If you've been paying attention to the news lately, you've probably heard about the novel coronavirus or COVID-19, a dangerous respiratory illness that originated in the city of Wuhan, China. Despite the efforts of the Chinese government to contain it, the virus quickly spread worldwide within weeks of the discovery of the first case.
In addition to looking for a vaccine for the virus, health care officials in the U.S. and around the world sought to contain the spread of the virus through the age-old methods of quarantine and isolation. Though the two words are often used interchangeably, they have distinctly different meanings.
"Both quarantine and isolation are used to prevent the spread of an infectious disease," Dr. Bruce Ribner, master clinician at Atlanta's Emory University School of Medicine, says via email. Ribner also is the medical director of the Serious Communicable Diseases Unit at Emory University Hospital and is one of the clinicians providing direct patient care for the unit. He has extensive expertise in the field of epidemiology and is responsible for treating patients with infectious diseases like Ebola, tuberculosis and HIV.

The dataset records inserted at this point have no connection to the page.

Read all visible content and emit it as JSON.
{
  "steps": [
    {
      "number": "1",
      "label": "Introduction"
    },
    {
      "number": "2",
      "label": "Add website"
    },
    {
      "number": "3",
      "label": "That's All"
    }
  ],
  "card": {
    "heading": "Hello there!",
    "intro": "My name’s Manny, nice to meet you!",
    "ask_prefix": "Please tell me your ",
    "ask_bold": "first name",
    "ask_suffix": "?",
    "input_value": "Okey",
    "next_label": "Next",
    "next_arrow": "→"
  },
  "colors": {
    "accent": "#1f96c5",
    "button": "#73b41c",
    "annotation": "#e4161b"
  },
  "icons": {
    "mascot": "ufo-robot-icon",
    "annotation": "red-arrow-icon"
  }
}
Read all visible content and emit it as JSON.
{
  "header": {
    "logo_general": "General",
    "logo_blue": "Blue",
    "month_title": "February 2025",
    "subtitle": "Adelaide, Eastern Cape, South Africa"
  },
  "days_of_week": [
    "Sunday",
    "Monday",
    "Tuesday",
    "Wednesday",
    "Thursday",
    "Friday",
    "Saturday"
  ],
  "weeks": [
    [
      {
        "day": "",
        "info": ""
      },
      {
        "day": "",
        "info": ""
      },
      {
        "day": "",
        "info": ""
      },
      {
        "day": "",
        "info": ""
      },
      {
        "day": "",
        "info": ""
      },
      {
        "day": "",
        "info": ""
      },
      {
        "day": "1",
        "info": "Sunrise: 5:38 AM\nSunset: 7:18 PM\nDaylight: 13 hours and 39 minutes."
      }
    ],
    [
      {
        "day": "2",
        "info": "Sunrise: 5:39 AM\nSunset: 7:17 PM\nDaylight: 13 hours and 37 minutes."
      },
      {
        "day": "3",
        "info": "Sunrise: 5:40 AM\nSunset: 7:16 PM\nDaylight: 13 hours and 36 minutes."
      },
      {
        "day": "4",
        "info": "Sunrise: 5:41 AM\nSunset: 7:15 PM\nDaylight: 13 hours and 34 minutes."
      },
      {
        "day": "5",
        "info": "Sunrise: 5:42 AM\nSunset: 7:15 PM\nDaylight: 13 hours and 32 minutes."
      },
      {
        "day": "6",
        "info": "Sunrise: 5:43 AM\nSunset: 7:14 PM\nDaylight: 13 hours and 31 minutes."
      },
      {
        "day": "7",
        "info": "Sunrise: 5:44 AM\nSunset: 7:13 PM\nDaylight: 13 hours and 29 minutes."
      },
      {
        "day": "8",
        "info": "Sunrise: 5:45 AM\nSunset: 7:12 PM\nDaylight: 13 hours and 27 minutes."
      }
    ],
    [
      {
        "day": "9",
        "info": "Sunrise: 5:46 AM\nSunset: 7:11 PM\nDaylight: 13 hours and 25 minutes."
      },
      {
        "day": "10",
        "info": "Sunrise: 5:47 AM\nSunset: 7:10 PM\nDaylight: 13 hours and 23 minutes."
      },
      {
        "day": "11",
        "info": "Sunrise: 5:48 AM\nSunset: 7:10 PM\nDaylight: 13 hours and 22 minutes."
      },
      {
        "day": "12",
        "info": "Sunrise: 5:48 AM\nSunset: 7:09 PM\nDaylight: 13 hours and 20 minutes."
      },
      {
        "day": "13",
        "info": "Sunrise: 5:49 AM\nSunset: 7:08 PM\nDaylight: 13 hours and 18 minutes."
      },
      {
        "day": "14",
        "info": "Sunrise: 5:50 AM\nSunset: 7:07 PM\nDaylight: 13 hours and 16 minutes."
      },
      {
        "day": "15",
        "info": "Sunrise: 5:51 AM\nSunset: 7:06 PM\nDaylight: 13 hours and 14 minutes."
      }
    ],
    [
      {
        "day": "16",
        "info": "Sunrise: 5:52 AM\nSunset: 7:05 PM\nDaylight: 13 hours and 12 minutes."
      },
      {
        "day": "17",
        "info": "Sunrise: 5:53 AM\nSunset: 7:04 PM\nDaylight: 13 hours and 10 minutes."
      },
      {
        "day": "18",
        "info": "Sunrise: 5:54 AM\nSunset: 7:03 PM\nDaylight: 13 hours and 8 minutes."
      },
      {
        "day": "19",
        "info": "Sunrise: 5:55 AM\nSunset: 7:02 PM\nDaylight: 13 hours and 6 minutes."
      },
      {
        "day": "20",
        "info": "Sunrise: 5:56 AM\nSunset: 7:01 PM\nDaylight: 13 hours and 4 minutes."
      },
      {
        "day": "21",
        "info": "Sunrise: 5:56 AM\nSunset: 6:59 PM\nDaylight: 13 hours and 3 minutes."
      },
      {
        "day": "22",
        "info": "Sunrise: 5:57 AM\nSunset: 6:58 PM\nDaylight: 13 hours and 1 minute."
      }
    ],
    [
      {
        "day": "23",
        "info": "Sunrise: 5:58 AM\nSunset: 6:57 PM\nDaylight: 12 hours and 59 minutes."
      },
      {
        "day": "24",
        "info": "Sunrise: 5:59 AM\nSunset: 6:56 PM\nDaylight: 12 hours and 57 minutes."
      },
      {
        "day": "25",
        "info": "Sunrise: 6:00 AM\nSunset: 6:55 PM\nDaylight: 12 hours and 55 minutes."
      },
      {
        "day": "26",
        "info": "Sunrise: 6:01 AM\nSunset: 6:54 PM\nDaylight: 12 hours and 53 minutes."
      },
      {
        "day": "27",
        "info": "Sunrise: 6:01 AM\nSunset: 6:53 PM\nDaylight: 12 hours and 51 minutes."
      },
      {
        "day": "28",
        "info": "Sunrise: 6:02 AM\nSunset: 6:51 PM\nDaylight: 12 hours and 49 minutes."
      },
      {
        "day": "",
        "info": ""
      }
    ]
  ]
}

"Quarantine separates and restricts the movement of well individuals who have been exposed to an infectious disease," he explains. "These individuals are monitored for any signs or symptoms of infection. Isolation separates ill persons and restricts their movement until they are no longer contagious."